The African woman is almost always historically ignored anyway and her dreams, hopes and aspirations are a mystery not only to her sons and fathers and lovers but also to the world itself. Her tale is spun by others as part of a universal tale of feminine dis-empowerment that only manages to capture the attention of a few while to the majority, it’s just so much ‘White noise‘ (pun intended).
It was Dr Claudette Carr who said the beauty of Blitz the Ambassador is that he breaks down a mostly inaccessible debate on African development through hip hop. The discussion veered towards the referencing of the IMF (International Monetary Fund) in his rhymes and it was enlightening to note that the IMF is more likely to be keynoted by South Americans, Latin Americans and people from other places, the organization’s shadowy imprint is an existential fact of their daily life. If we hold it to be true that the sum total of a man is his experience minus his vanity then where do we place the sum total of the female experience and by extension the African woman’s experience? Because only by acknowledging its worth then can one’s attention be caught, the artistic goals fulfilled and cash registers ultimately ring.
Africa’s next top femcee has to battle against entrenched institutional bias and mind blowing B.S. in order to get a foothold in a very male dominated industry, but she is battling in an arena that is sympathetic to the skills she brings to the table.
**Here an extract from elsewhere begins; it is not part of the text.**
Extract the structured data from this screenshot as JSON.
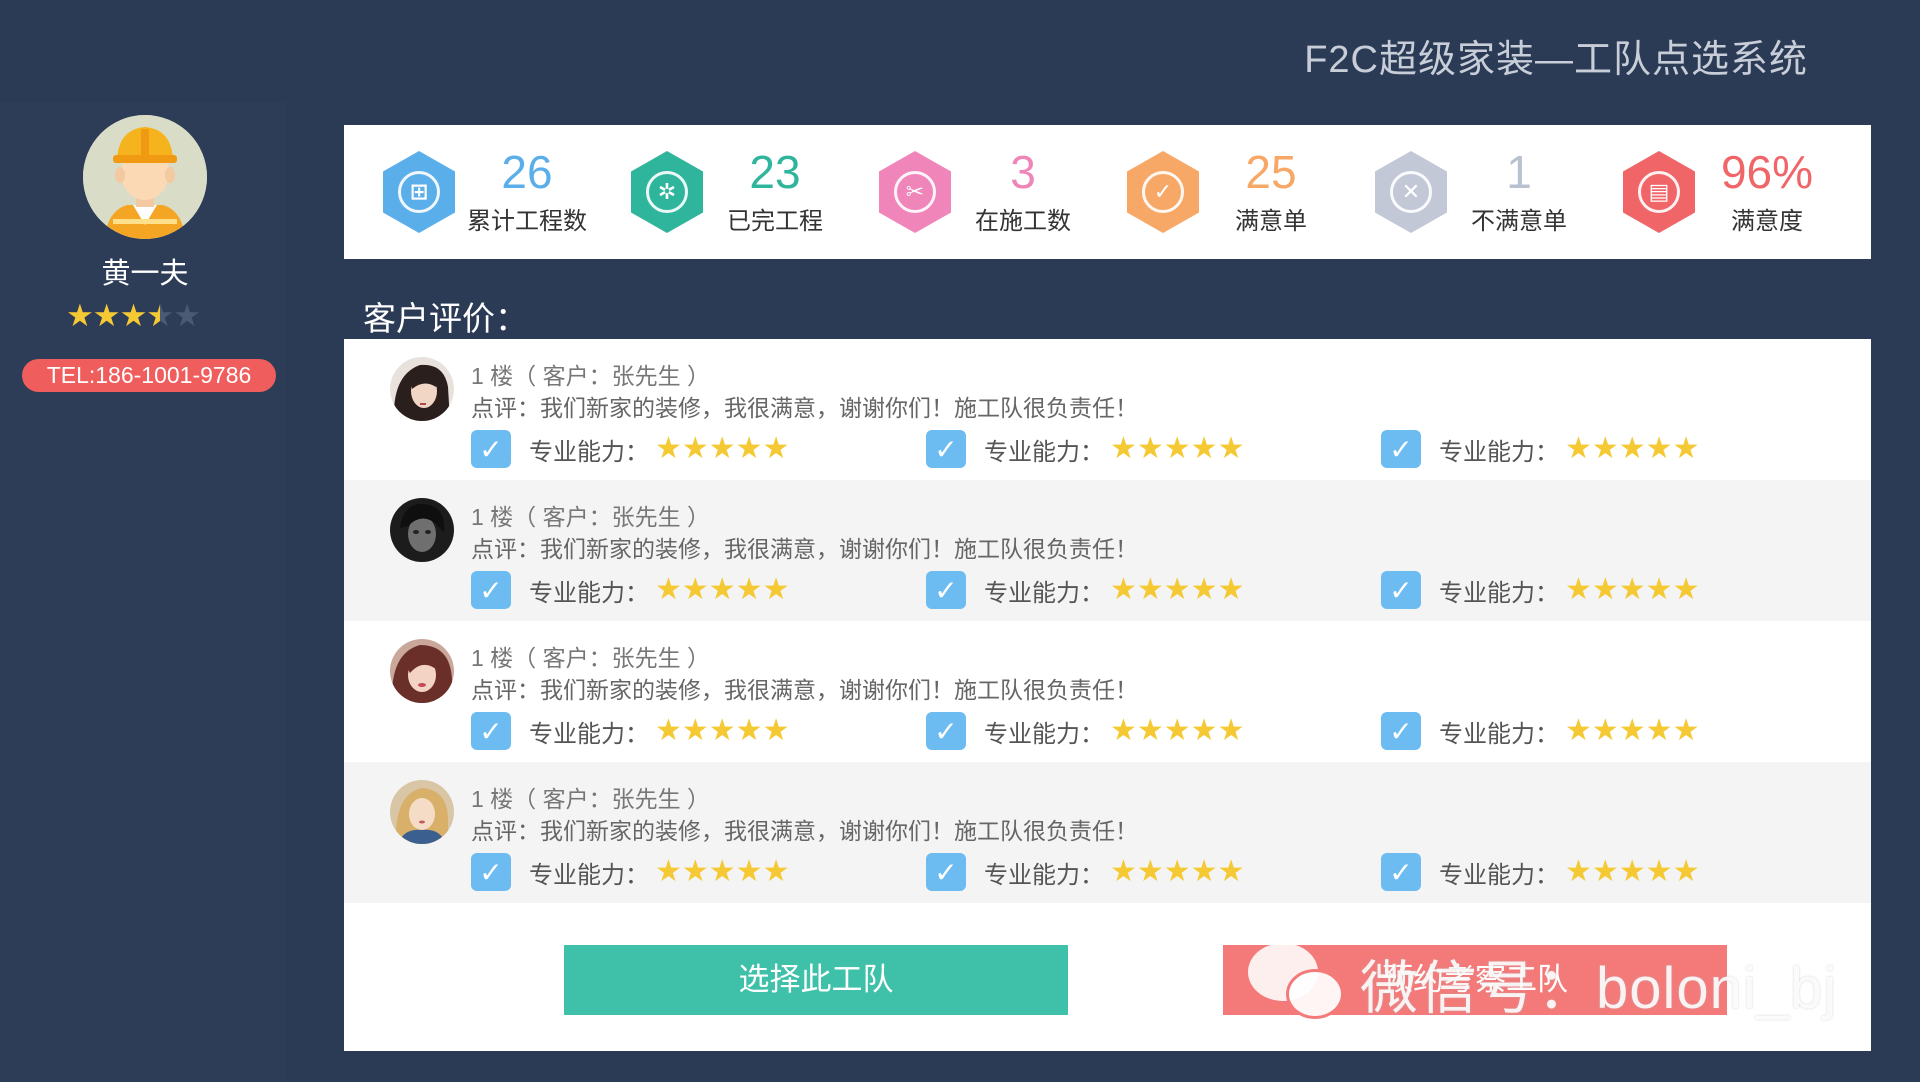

K’Naan, Blitz, Sarkodie, Nneka and M.I. are not all there is or should be to this global conversation surrounding the signs and times of hip-hopdom, Africa has an embarrassment of riches to offer in terms of topical variety and ability.
Sebastian Mordak is a American writer/musician/film maker currently living in Botswana on a Fulbright- MTVU Fellowship, he unearthed a lot of jewels in his search discovering and charting the new creative frontiers in rap music around the world. Discovering the next blessed purveyors of thought and the spoken word able to hold the world captive, one of such pearls is Mandisa Mabuthoe from Gaborone, Botswana whose ‘Ribbons to Bind My Hair‘ is reproduced below. Read, ponder and imagine if Africa’s Next Top Femcee was to put pen to paper – surely she would produce words and emotions such as these:
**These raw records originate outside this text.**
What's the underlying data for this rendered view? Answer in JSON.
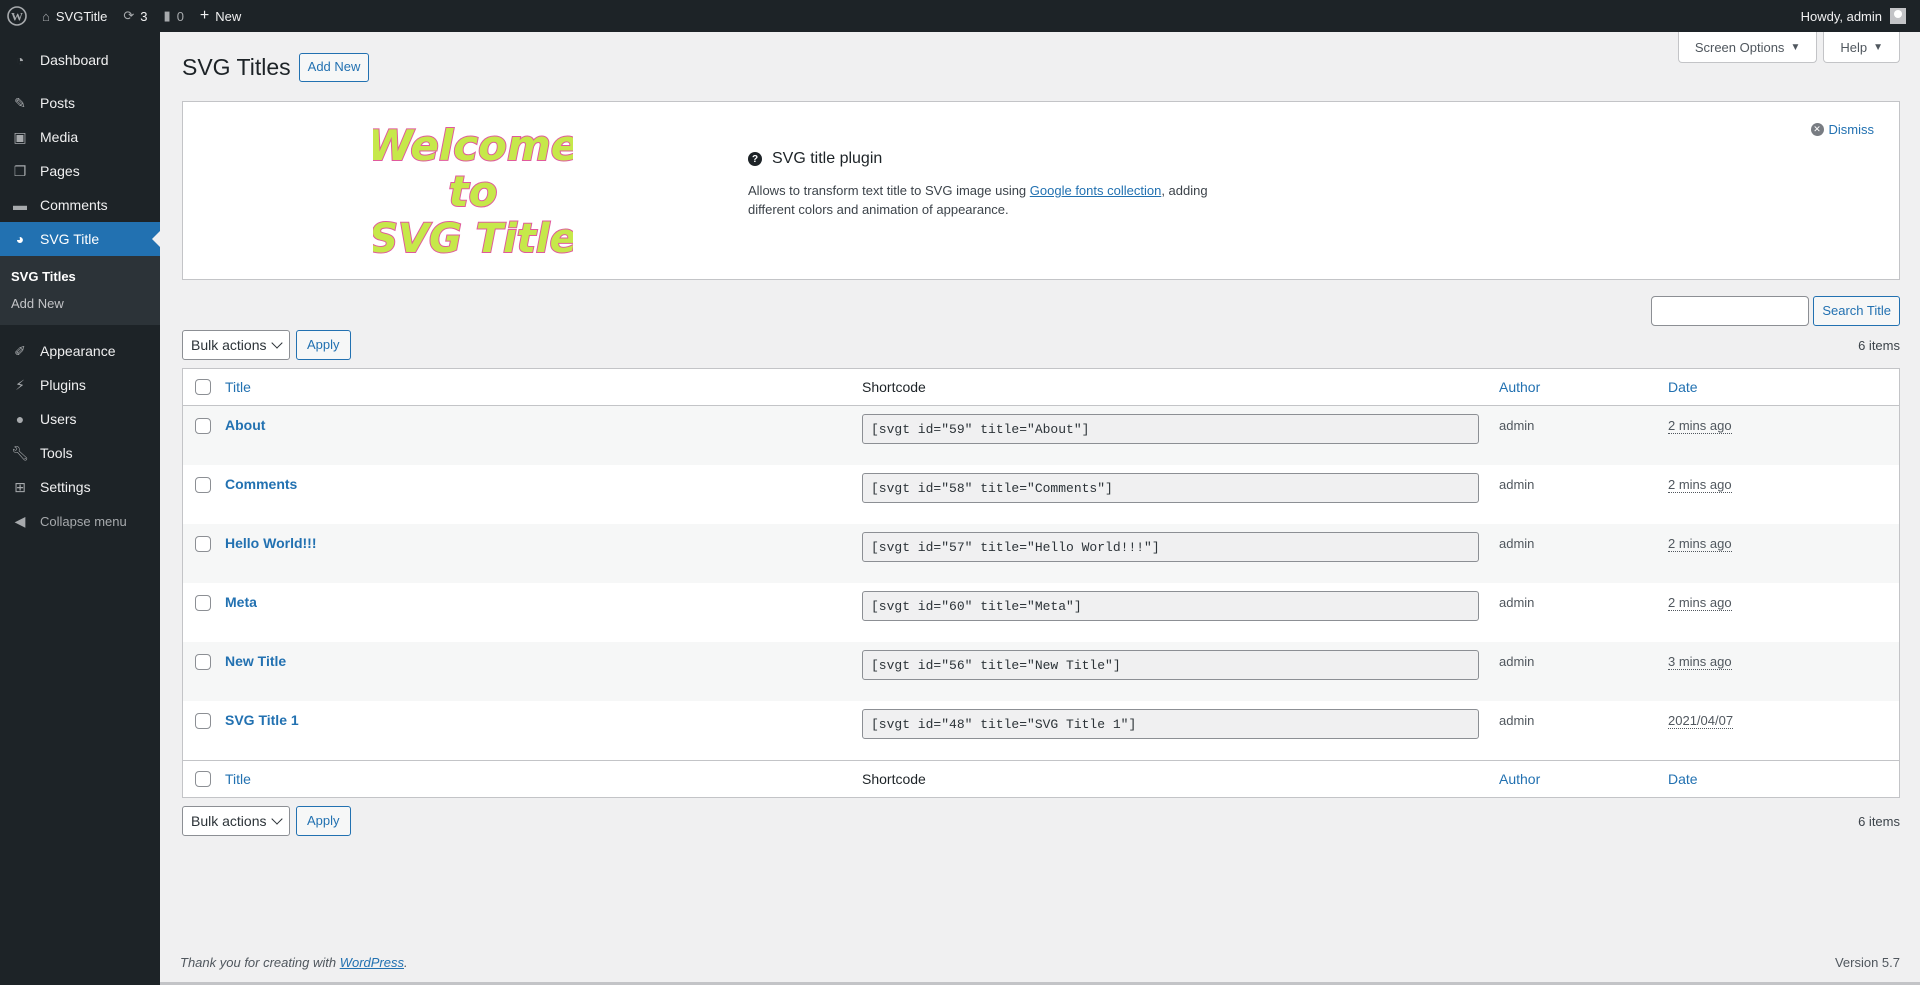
{
  "adminbar": {
    "site_name": "SVGTitle",
    "updates_count": "3",
    "comments_count": "0",
    "new_label": "New",
    "howdy": "Howdy, admin"
  },
  "sidebar": {
    "items": [
      {
        "label": "Dashboard",
        "icon": "dashboard-icon"
      },
      {
        "label": "Posts",
        "icon": "pin-icon"
      },
      {
        "label": "Media",
        "icon": "media-icon"
      },
      {
        "label": "Pages",
        "icon": "pages-icon"
      },
      {
        "label": "Comments",
        "icon": "comments-icon"
      },
      {
        "label": "SVG Title",
        "icon": "svg-title-icon"
      },
      {
        "label": "Appearance",
        "icon": "brush-icon"
      },
      {
        "label": "Plugins",
        "icon": "plugin-icon"
      },
      {
        "label": "Users",
        "icon": "users-icon"
      },
      {
        "label": "Tools",
        "icon": "wrench-icon"
      },
      {
        "label": "Settings",
        "icon": "settings-icon"
      }
    ],
    "submenu": [
      "SVG Titles",
      "Add New"
    ],
    "collapse_label": "Collapse menu"
  },
  "screen_meta": {
    "screen_options": "Screen Options",
    "help": "Help"
  },
  "page": {
    "title": "SVG Titles",
    "add_new": "Add New"
  },
  "notice": {
    "image_lines": [
      "Welcome",
      "to",
      "SVG Title"
    ],
    "title": "SVG title plugin",
    "desc_before": "Allows to transform text title to SVG image using ",
    "desc_link": "Google fonts collection",
    "desc_after": ", adding different colors and animation of appearance.",
    "dismiss": "Dismiss"
  },
  "search": {
    "button": "Search Title",
    "value": ""
  },
  "tablenav": {
    "bulk_actions": "Bulk actions",
    "apply": "Apply",
    "items_count": "6 items"
  },
  "table": {
    "columns": {
      "title": "Title",
      "shortcode": "Shortcode",
      "author": "Author",
      "date": "Date"
    },
    "rows": [
      {
        "title": "About",
        "shortcode": "[svgt id=\"59\" title=\"About\"]",
        "author": "admin",
        "date": "2 mins ago"
      },
      {
        "title": "Comments",
        "shortcode": "[svgt id=\"58\" title=\"Comments\"]",
        "author": "admin",
        "date": "2 mins ago"
      },
      {
        "title": "Hello World!!!",
        "shortcode": "[svgt id=\"57\" title=\"Hello World!!!\"]",
        "author": "admin",
        "date": "2 mins ago"
      },
      {
        "title": "Meta",
        "shortcode": "[svgt id=\"60\" title=\"Meta\"]",
        "author": "admin",
        "date": "2 mins ago"
      },
      {
        "title": "New Title",
        "shortcode": "[svgt id=\"56\" title=\"New Title\"]",
        "author": "admin",
        "date": "3 mins ago"
      },
      {
        "title": "SVG Title 1",
        "shortcode": "[svgt id=\"48\" title=\"SVG Title 1\"]",
        "author": "admin",
        "date": "2021/04/07"
      }
    ]
  },
  "footer": {
    "thanks_before": "Thank you for creating with ",
    "thanks_link": "WordPress",
    "thanks_after": ".",
    "version": "Version 5.7"
  },
  "colors": {
    "accent": "#2271b1",
    "adminbar": "#1d2327",
    "notice_text_fill": "#c6e84a",
    "notice_text_stroke": "#e05a9c"
  }
}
Ribbons to Bind My Hair
I’m not so twisted anymore
I’m looking for ribbons to bind my hair
I cant be the fairest of them all
I cant be so loose like Cinderella
I am not going to sugarcoat the witch hunt
I am not waiting to be rescued
I think I’m waiting to be born
But these days its not so twisted anymore
Because the villains and the princesses
They all get paid the same
The poets and the Princes
They all sound the same
Dreamy and twisted and far away from pleasure
Reckless and rebellious and far away from home
Looking for complicated ribbons and strings
to bind my tongue
but these days I’m not so twisted like a robe
I cant be too soft and thick
My skins gone thin against the bone
But I’m not so shackled anymore
And its not so hard to walk away
Not to forbidden things I don’t regret
Not to broken promises and biscuits and fairy tales
I wont forget
Rays of light untie the ribbons that bind my feet
Red ribbons to lace up my tattered boots
Pink ribbons to hide all the purple hues
So no one knows Ive been abused
Orange ribbons the slippery kind
So as not to confine my wings the day
[I'm ready to find]the day
I’m ready to fly